‘Ceramics in the Expanded Field’ resurrects appreciation for clay and ceramics
Clay as the oldest medium has been used frequently by contemporary artists to create works of art. The excavation of archaeological sites has witnessed rarely found artifacts made of clay to hint at the cultural past of human life. With the rise of new media arts, conventional mediums such as clay have been relegated to the fringes of contemporary arts. Until recently, artists shared their renewed interest in ceramics with their creations to put it back in the spotlight to trace its malleability. The exhibition Ceramics in the expanded field at MASS MoCA, Massachusetts, provides an overview of works created with clay by artists of different generations as well as from different disciplinary backgrounds. The exhibition features the work of eight artists, including Nicole Cherubini, Armando Guadalupe Cortés, Francesca DiMattio, Jessica Jackson Hutchins, Kahlil Robert Irving, Anina Major, Rose B Simpson and Linda Sormin. Participating artists use clay as a material and integrate it into ceramic work with photography, video, painting, sculpture and performance.

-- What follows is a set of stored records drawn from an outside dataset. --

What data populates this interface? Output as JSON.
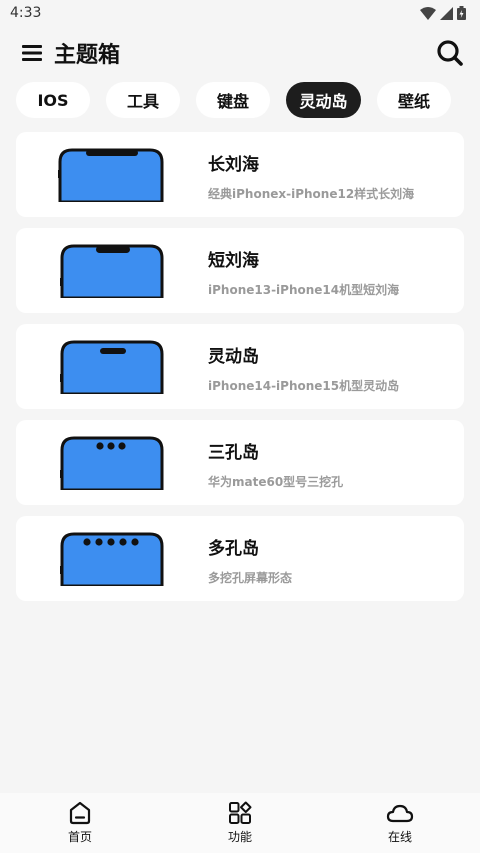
{
  "status_bar": {
    "time": "4:33"
  },
  "header": {
    "title": "主题箱"
  },
  "tabs": [
    {
      "label": "IOS",
      "active": false
    },
    {
      "label": "工具",
      "active": false
    },
    {
      "label": "键盘",
      "active": false
    },
    {
      "label": "灵动岛",
      "active": true
    },
    {
      "label": "壁纸",
      "active": false
    }
  ],
  "cards": [
    {
      "title": "长刘海",
      "subtitle": "经典iPhonex-iPhone12样式长刘海",
      "cutout": "long-notch"
    },
    {
      "title": "短刘海",
      "subtitle": "iPhone13-iPhone14机型短刘海",
      "cutout": "short-notch"
    },
    {
      "title": "灵动岛",
      "subtitle": "iPhone14-iPhone15机型灵动岛",
      "cutout": "dynamic-island"
    },
    {
      "title": "三孔岛",
      "subtitle": "华为mate60型号三挖孔",
      "cutout": "three-holes"
    },
    {
      "title": "多孔岛",
      "subtitle": "多挖孔屏幕形态",
      "cutout": "five-holes"
    }
  ],
  "bottom_nav": [
    {
      "label": "首页",
      "icon": "home-icon"
    },
    {
      "label": "功能",
      "icon": "apps-icon"
    },
    {
      "label": "在线",
      "icon": "cloud-icon"
    }
  ],
  "colors": {
    "screen": "#3d8ef0",
    "active_tab": "#1d1d1d"
  }
}
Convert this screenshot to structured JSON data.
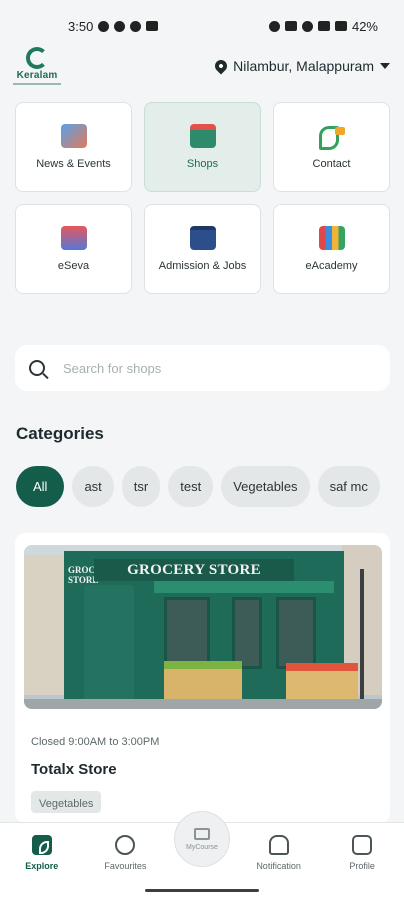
{
  "status_bar": {
    "time": "3:50",
    "battery": "42%"
  },
  "header": {
    "logo_text": "Keralam",
    "location": "Nilambur, Malappuram"
  },
  "tiles": [
    {
      "label": "News & Events",
      "icon": "news-icon"
    },
    {
      "label": "Shops",
      "icon": "shop-icon",
      "active": true
    },
    {
      "label": "Contact",
      "icon": "phone-icon"
    },
    {
      "label": "eSeva",
      "icon": "eseva-icon"
    },
    {
      "label": "Admission & Jobs",
      "icon": "briefcase-icon"
    },
    {
      "label": "eAcademy",
      "icon": "books-icon"
    }
  ],
  "search": {
    "placeholder": "Search for shops"
  },
  "categories": {
    "title": "Categories",
    "chips": [
      "All",
      "ast",
      "tsr",
      "test",
      "Vegetables",
      "saf mc"
    ],
    "selected": "All"
  },
  "store_card": {
    "image_sign": "GROCERY STORE",
    "image_side_sign": "GROCERY STORE",
    "hours": "Closed 9:00AM to 3:00PM",
    "name": "Totalx Store",
    "tag": "Vegetables"
  },
  "bottom_nav": {
    "items": [
      {
        "label": "Explore",
        "active": true
      },
      {
        "label": "Favourites"
      },
      {
        "label": "MyCourse"
      },
      {
        "label": "Notification"
      },
      {
        "label": "Profile"
      }
    ]
  },
  "colors": {
    "primary": "#135d4a",
    "accent": "#1f6b52",
    "background": "#f3f5f6"
  }
}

The scale of the exhibition in the expansive galleries of MASS MoCA highlights how artists have experimented with material to create large-scale installations. Along with this, the vessel and figure synonymous with ceramic art are displayed to remind viewers of the daily presence of clay in many forms in our lives. The exhibition highlights the many stories in which each of the participating artists immerse themselves in order to initiate multifocal engagement not with each other, but also with the viewers. The curator of the exhibition, Susan Cross, in an interview with STIR, talks about the strengths and individuality of each artist as well as a number of concerns and common characteristics: “I started with a long list of artists in what is a diverse medium and exciting field, and ultimately chose the eight in the exhibit. They each integrate their clay work with other mediums or have a practice that includes multiple disciplines that inform and influence each other and ceramic work. They also all turn to the cultural and socio-political stories (from colonialism to capitalism) embedded in the material (and its segregation) while using it as a vehicle to change culture.
She adds, “Ultimately, the threads that connect the artists are conceptual rather than formal, allowing for a powerful range of approaches and aesthetics. With group exhibitions, I expressly give each artist sufficient space so that their works can be understood on their own as well as in dialogue with the other artists. Of course, I shape this conversation – or these conversations – with my curatorial choices, but it is always so exciting to see the ways unexpected things that installations once talk to each other about space – especially when there is new work.
The inherent fragility of the material could pose a challenge to artists just to mold it in such a way that the pieces bear traces of the delicacy – a reminiscence of the past for the viewer. Carrying forward this sense of fragility, Cross observes that the works carry an element of spontaneity that is linked to the rawness of the abstract accidental. She mentions how artists who work with ceramics tend to accept accidents – a necessity when working with breakable objects. “Many of the works in the exhibition deal explicitly with abstraction – and abstract painting in particular. The three artists who share the large three-story central gallery (Francesca di Mattio, Nicole Cherubini and Linda Sormin) all engage Nicole Cherubini’s platforms are actually named after Fragonard, and her approach to composition and color—the way she uses glazes, colored clay, even spray paint—is in very painterly effect.Francesca DiMattio is forming a painter as well as a sculptor, and this comes through in her tile mural, the black marks on the surface functioning as expressive brushstrokes – which also seem to echo in the Nicole and Linda’s work, as if these expressive paint marks moved through the gallery,” says Cross.
Serving both functional and decorative purposes, ceramic works have remained largely outside the realm of art lovers or critics. To challenge such visions, artists step out of fine art conventions to create a web of conversation around works created in clay and art forms such as metalwork, basket weaving, quilting, furniture, to name a few. “The show is full of stories,” Cross says and hopes, “Viewers get a feel for it and the alternative possibilities the performers imagine.” If works sculpted in clay over the years have been devalued in Western culture, then artists have succeeded in pushing back the values – and systems of oppression – that played a role.
The exhibition Ceramics in the expanded fieldtakes place at MASS MoCA, Massachusetts, through April 2023.